### [WORK TO BE COMPLETED]
Please return every entry below exactly as written, without any of its pictures.

### [Web page and app entries]
== Segment start ==

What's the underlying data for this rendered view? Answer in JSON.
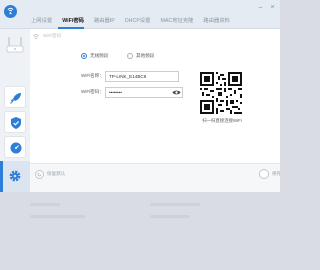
{
  "tabs": [
    "上网设置",
    "WiFi密码",
    "路由器IP",
    "DHCP设置",
    "MAC地址克隆",
    "路由器资料"
  ],
  "active_tab": "WiFi密码",
  "wifi": {
    "band_24": "无线频段",
    "band_5": "其他频段",
    "ssid_label": "WiFi名称：",
    "ssid_value": "TP-LINK_E14BC6",
    "password_label": "WiFi密码：",
    "password_value": "••••••••",
    "qr_caption": "扫一扫直接连接WiFi"
  },
  "footer": {
    "restore_label": "恢复默认",
    "save_label": "保存"
  },
  "colors": {
    "accent": "#2c7ed6",
    "sidebar_bg": "#eef1f5",
    "titlebar_bg": "#e4ebf3"
  },
  "icons": {
    "logo": "router-app-logo",
    "router": "router-device-icon",
    "side1": "rocket-icon",
    "side2": "shield-icon",
    "side3": "speedometer-icon",
    "side4": "gear-icon"
  }
}
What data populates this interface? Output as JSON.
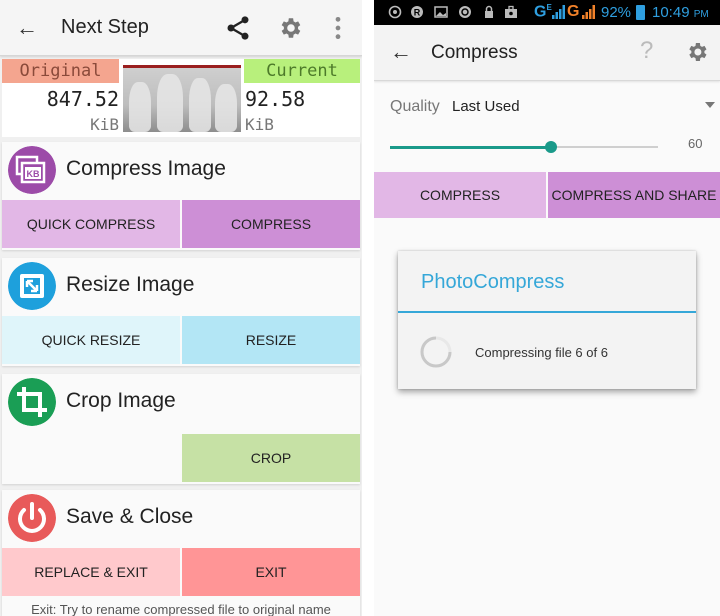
{
  "left_screen": {
    "appbar": {
      "back_icon": "arrow-left-icon",
      "title": "Next Step",
      "actions": [
        "share-icon",
        "gear-icon",
        "more-vert-icon"
      ]
    },
    "sizes": {
      "original_label": "Original",
      "original_value": "847.52",
      "original_unit": "KiB",
      "current_label": "Current",
      "current_value": "92.58",
      "current_unit": "KiB"
    },
    "cards": {
      "compress": {
        "icon": "compress-kb-icon",
        "title": "Compress Image",
        "buttons": [
          "QUICK COMPRESS",
          "COMPRESS"
        ]
      },
      "resize": {
        "icon": "resize-icon",
        "title": "Resize Image",
        "buttons": [
          "QUICK RESIZE",
          "RESIZE"
        ]
      },
      "crop": {
        "icon": "crop-icon",
        "title": "Crop Image",
        "buttons": [
          "CROP"
        ]
      },
      "save": {
        "icon": "power-icon",
        "title": "Save & Close",
        "buttons": [
          "REPLACE & EXIT",
          "EXIT"
        ],
        "hint": "Exit: Try to rename compressed file to original name"
      }
    },
    "colors": {
      "original_label_bg": "#f4a58f",
      "current_label_bg": "#b8f07c",
      "compress_icon": "#9c4ba8",
      "compress_btn_light": "#e2b7e6",
      "compress_btn_dark": "#cd8fd6",
      "resize_icon": "#1ea0dc",
      "resize_btn_light": "#dff5fa",
      "resize_btn_dark": "#b3e6f5",
      "crop_icon": "#1a9e55",
      "crop_btn": "#c6e1a5",
      "save_icon": "#e85a5a",
      "save_btn_light": "#ffc9cc",
      "save_btn_dark": "#ff9596"
    }
  },
  "right_screen": {
    "status_bar": {
      "notification_icons": [
        "whatsapp-icon",
        "app-icon",
        "image-icon",
        "sync-icon",
        "lock-icon",
        "briefcase-icon"
      ],
      "network1": "G",
      "network1_sub": "E",
      "network2": "G",
      "battery_percent": "92%",
      "time": "10:49",
      "ampm": "PM"
    },
    "appbar": {
      "back_icon": "arrow-left-icon",
      "title": "Compress",
      "actions": [
        "help-icon",
        "gear-icon"
      ]
    },
    "quality": {
      "label": "Quality",
      "selected": "Last Used",
      "slider_value": 60,
      "slider_max": 100,
      "slider_value_text": "60"
    },
    "buttons": [
      "COMPRESS",
      "COMPRESS AND SHARE"
    ],
    "dialog": {
      "title": "PhotoCompress",
      "message": "Compressing file 6 of 6"
    },
    "colors": {
      "accent": "#1a9a8a",
      "dialog_title": "#35a7d8"
    }
  }
}
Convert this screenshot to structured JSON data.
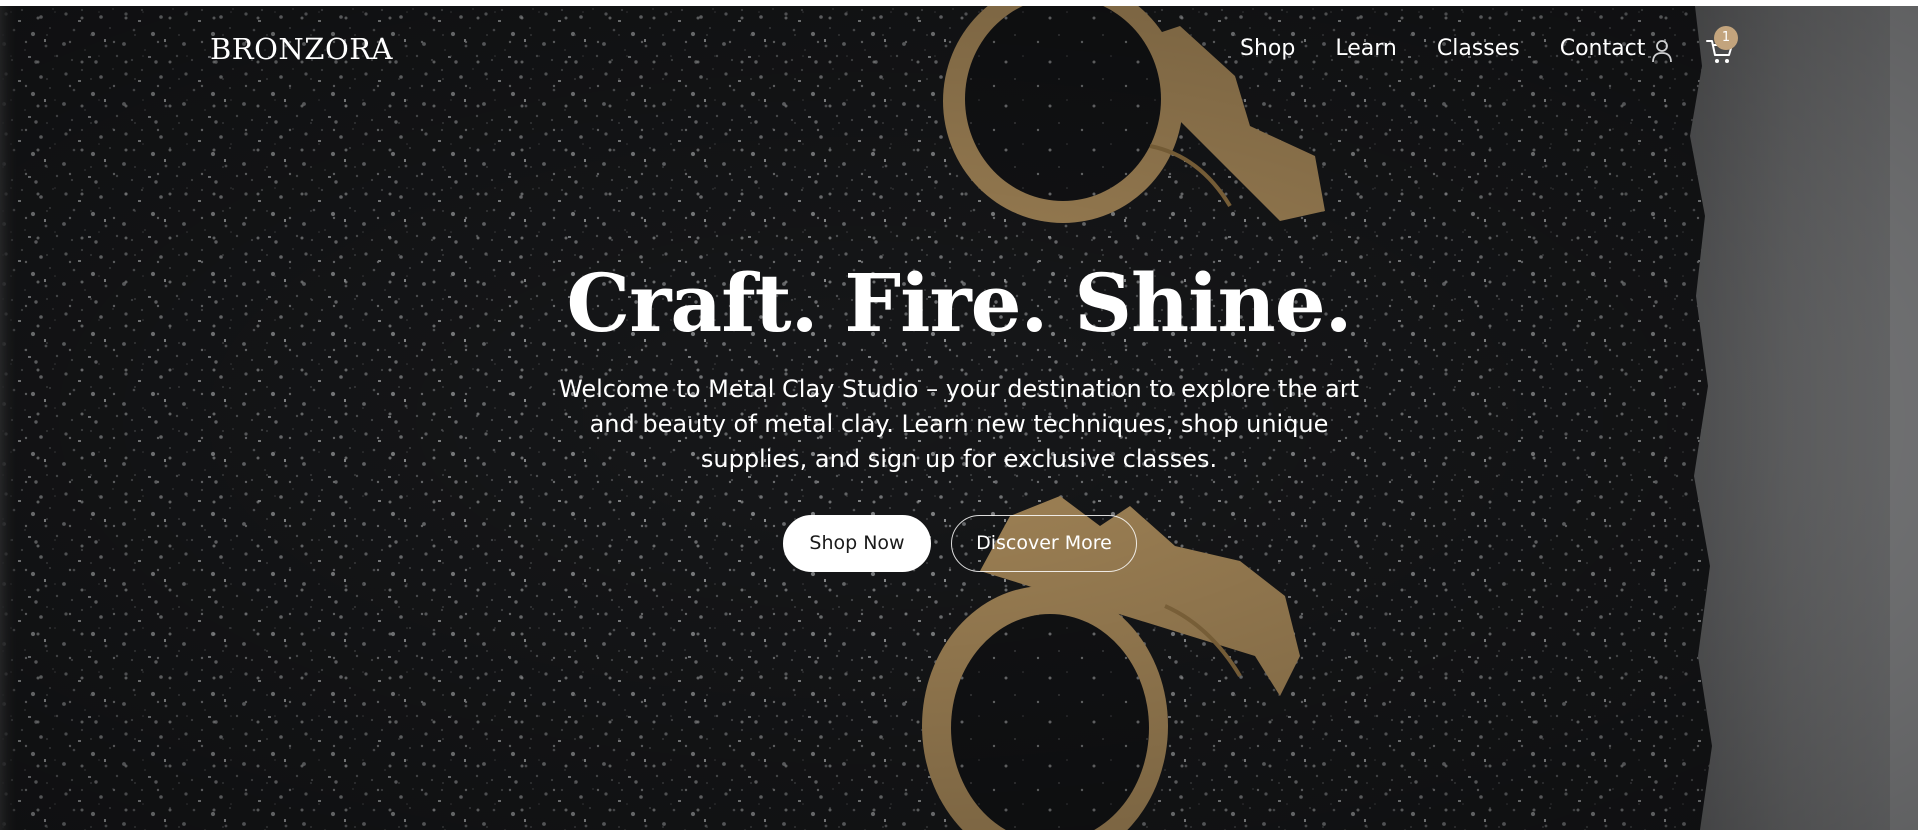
{
  "brand": {
    "logo_text": "BRONZORA"
  },
  "nav": {
    "items": [
      {
        "label": "Shop"
      },
      {
        "label": "Learn"
      },
      {
        "label": "Classes"
      },
      {
        "label": "Contact"
      }
    ]
  },
  "header_icons": {
    "account": "user-icon",
    "cart": "cart-icon",
    "cart_count": "1"
  },
  "hero": {
    "headline": "Craft. Fire. Shine.",
    "subtext": "Welcome to Metal Clay Studio – your destination to explore the art and beauty of metal clay. Learn new techniques, shop unique supplies, and sign up for exclusive classes.",
    "primary_button": "Shop Now",
    "secondary_button": "Discover More"
  },
  "colors": {
    "background": "#1b1c1e",
    "text": "#ffffff",
    "badge": "#c3a47d",
    "ring_clay": "#c9a46c"
  }
}
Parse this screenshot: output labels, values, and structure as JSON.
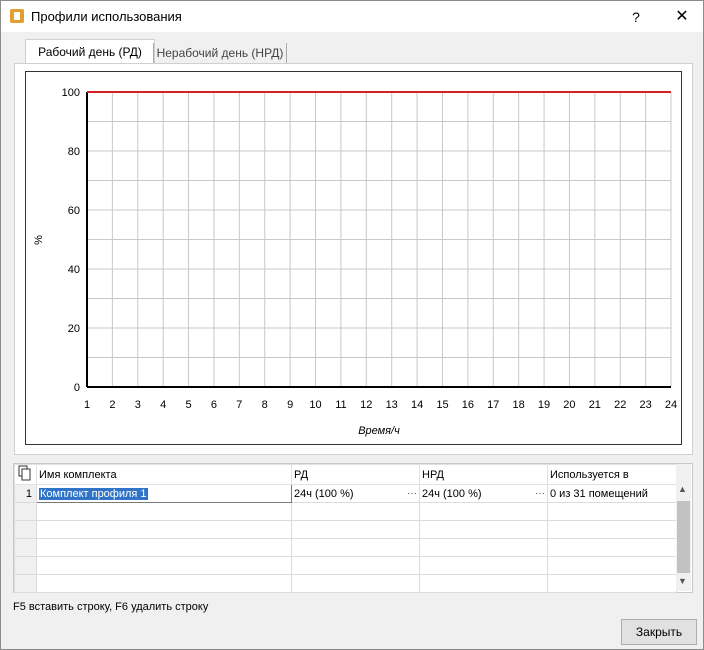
{
  "window": {
    "title": "Профили использования",
    "help": "?",
    "close": "✕"
  },
  "tabs": [
    {
      "label": "Рабочий день (РД)",
      "active": true
    },
    {
      "label": "Нерабочий день (НРД)",
      "active": false
    }
  ],
  "chart_data": {
    "type": "line",
    "ylabel": "%",
    "xlabel": "Время/ч",
    "x": [
      1,
      2,
      3,
      4,
      5,
      6,
      7,
      8,
      9,
      10,
      11,
      12,
      13,
      14,
      15,
      16,
      17,
      18,
      19,
      20,
      21,
      22,
      23,
      24
    ],
    "xlim": [
      1,
      24
    ],
    "ylim": [
      0,
      100
    ],
    "yticks": [
      0,
      20,
      40,
      60,
      80,
      100
    ],
    "series": [
      {
        "values": [
          100,
          100,
          100,
          100,
          100,
          100,
          100,
          100,
          100,
          100,
          100,
          100,
          100,
          100,
          100,
          100,
          100,
          100,
          100,
          100,
          100,
          100,
          100,
          100
        ],
        "color": "#d42020"
      }
    ],
    "grid": true
  },
  "table": {
    "columns": [
      "Имя комплекта",
      "РД",
      "НРД",
      "Используется в"
    ],
    "rows": [
      {
        "num": "1",
        "name": "Комплект профиля 1",
        "rd": "24ч (100 %)",
        "nrd": "24ч (100 %)",
        "used": "0 из 31 помещений"
      }
    ],
    "ellipsis": "···"
  },
  "hint": "F5 вставить строку, F6 удалить строку",
  "buttons": {
    "close": "Закрыть"
  },
  "icons": {
    "copy": "copy-icon"
  }
}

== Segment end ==

### [TASK RESPONSE]
What's the underlying data for this rendered view? Answer in JSON.
{
  "tabs": [
    "上网设置",
    "WiFi密码",
    "路由器IP",
    "DHCP设置",
    "MAC地址克隆",
    "路由器资料"
  ],
  "active_tab": "WiFi密码",
  "wifi": {
    "band_24": "无线频段",
    "band_5": "其他频段",
    "ssid_label": "WiFi名称：",
    "ssid_value": "TP-LINK_E14BC6",
    "password_label": "WiFi密码：",
    "password_value": "••••••••",
    "qr_caption": "扫一扫直接连接WiFi"
  },
  "footer": {
    "restore_label": "恢复默认",
    "save_label": "保存"
  },
  "colors": {
    "accent": "#2c7ed6",
    "sidebar_bg": "#eef1f5",
    "titlebar_bg": "#e4ebf3"
  },
  "icons": {
    "logo": "router-app-logo",
    "router": "router-device-icon",
    "side1": "rocket-icon",
    "side2": "shield-icon",
    "side3": "speedometer-icon",
    "side4": "gear-icon"
  }
}
What data populates this interface? Output as JSON.
{
  "left_screen": {
    "appbar": {
      "back_icon": "arrow-left-icon",
      "title": "Next Step",
      "actions": [
        "share-icon",
        "gear-icon",
        "more-vert-icon"
      ]
    },
    "sizes": {
      "original_label": "Original",
      "original_value": "847.52",
      "original_unit": "KiB",
      "current_label": "Current",
      "current_value": "92.58",
      "current_unit": "KiB"
    },
    "cards": {
      "compress": {
        "icon": "compress-kb-icon",
        "title": "Compress Image",
        "buttons": [
          "QUICK COMPRESS",
          "COMPRESS"
        ]
      },
      "resize": {
        "icon": "resize-icon",
        "title": "Resize Image",
        "buttons": [
          "QUICK RESIZE",
          "RESIZE"
        ]
      },
      "crop": {
        "icon": "crop-icon",
        "title": "Crop Image",
        "buttons": [
          "CROP"
        ]
      },
      "save": {
        "icon": "power-icon",
        "title": "Save & Close",
        "buttons": [
          "REPLACE & EXIT",
          "EXIT"
        ],
        "hint": "Exit: Try to rename compressed file to original name"
      }
    },
    "colors": {
      "original_label_bg": "#f4a58f",
      "current_label_bg": "#b8f07c",
      "compress_icon": "#9c4ba8",
      "compress_btn_light": "#e2b7e6",
      "compress_btn_dark": "#cd8fd6",
      "resize_icon": "#1ea0dc",
      "resize_btn_light": "#dff5fa",
      "resize_btn_dark": "#b3e6f5",
      "crop_icon": "#1a9e55",
      "crop_btn": "#c6e1a5",
      "save_icon": "#e85a5a",
      "save_btn_light": "#ffc9cc",
      "save_btn_dark": "#ff9596"
    }
  },
  "right_screen": {
    "status_bar": {
      "notification_icons": [
        "whatsapp-icon",
        "app-icon",
        "image-icon",
        "sync-icon",
        "lock-icon",
        "briefcase-icon"
      ],
      "network1": "G",
      "network1_sub": "E",
      "network2": "G",
      "battery_percent": "92%",
      "time": "10:49",
      "ampm": "PM"
    },
    "appbar": {
      "back_icon": "arrow-left-icon",
      "title": "Compress",
      "actions": [
        "help-icon",
        "gear-icon"
      ]
    },
    "quality": {
      "label": "Quality",
      "selected": "Last Used",
      "slider_value": 60,
      "slider_max": 100,
      "slider_value_text": "60"
    },
    "buttons": [
      "COMPRESS",
      "COMPRESS AND SHARE"
    ],
    "dialog": {
      "title": "PhotoCompress",
      "message": "Compressing file 6 of 6"
    },
    "colors": {
      "accent": "#1a9a8a",
      "dialog_title": "#35a7d8"
    }
  }
}
Convert this screenshot to structured JSON data.
{
  "brand": {
    "logo_text": "BRONZORA"
  },
  "nav": {
    "items": [
      {
        "label": "Shop"
      },
      {
        "label": "Learn"
      },
      {
        "label": "Classes"
      },
      {
        "label": "Contact"
      }
    ]
  },
  "header_icons": {
    "account": "user-icon",
    "cart": "cart-icon",
    "cart_count": "1"
  },
  "hero": {
    "headline": "Craft. Fire. Shine.",
    "subtext": "Welcome to Metal Clay Studio – your destination to explore the art and beauty of metal clay. Learn new techniques, shop unique supplies, and sign up for exclusive classes.",
    "primary_button": "Shop Now",
    "secondary_button": "Discover More"
  },
  "colors": {
    "background": "#1b1c1e",
    "text": "#ffffff",
    "badge": "#c3a47d",
    "ring_clay": "#c9a46c"
  }
}
Parse this screenshot: output labels, values, and structure as JSON.
{
  "window": {
    "title": "Профили использования",
    "help": "?",
    "close": "✕"
  },
  "tabs": [
    {
      "label": "Рабочий день (РД)",
      "active": true
    },
    {
      "label": "Нерабочий день (НРД)",
      "active": false
    }
  ],
  "chart_data": {
    "type": "line",
    "ylabel": "%",
    "xlabel": "Время/ч",
    "x": [
      1,
      2,
      3,
      4,
      5,
      6,
      7,
      8,
      9,
      10,
      11,
      12,
      13,
      14,
      15,
      16,
      17,
      18,
      19,
      20,
      21,
      22,
      23,
      24
    ],
    "xlim": [
      1,
      24
    ],
    "ylim": [
      0,
      100
    ],
    "yticks": [
      0,
      20,
      40,
      60,
      80,
      100
    ],
    "series": [
      {
        "values": [
          100,
          100,
          100,
          100,
          100,
          100,
          100,
          100,
          100,
          100,
          100,
          100,
          100,
          100,
          100,
          100,
          100,
          100,
          100,
          100,
          100,
          100,
          100,
          100
        ],
        "color": "#d42020"
      }
    ],
    "grid": true
  },
  "table": {
    "columns": [
      "Имя комплекта",
      "РД",
      "НРД",
      "Используется в"
    ],
    "rows": [
      {
        "num": "1",
        "name": "Комплект профиля 1",
        "rd": "24ч (100 %)",
        "nrd": "24ч (100 %)",
        "used": "0 из 31 помещений"
      }
    ],
    "ellipsis": "···"
  },
  "hint": "F5 вставить строку, F6 удалить строку",
  "buttons": {
    "close": "Закрыть"
  },
  "icons": {
    "copy": "copy-icon"
  }
}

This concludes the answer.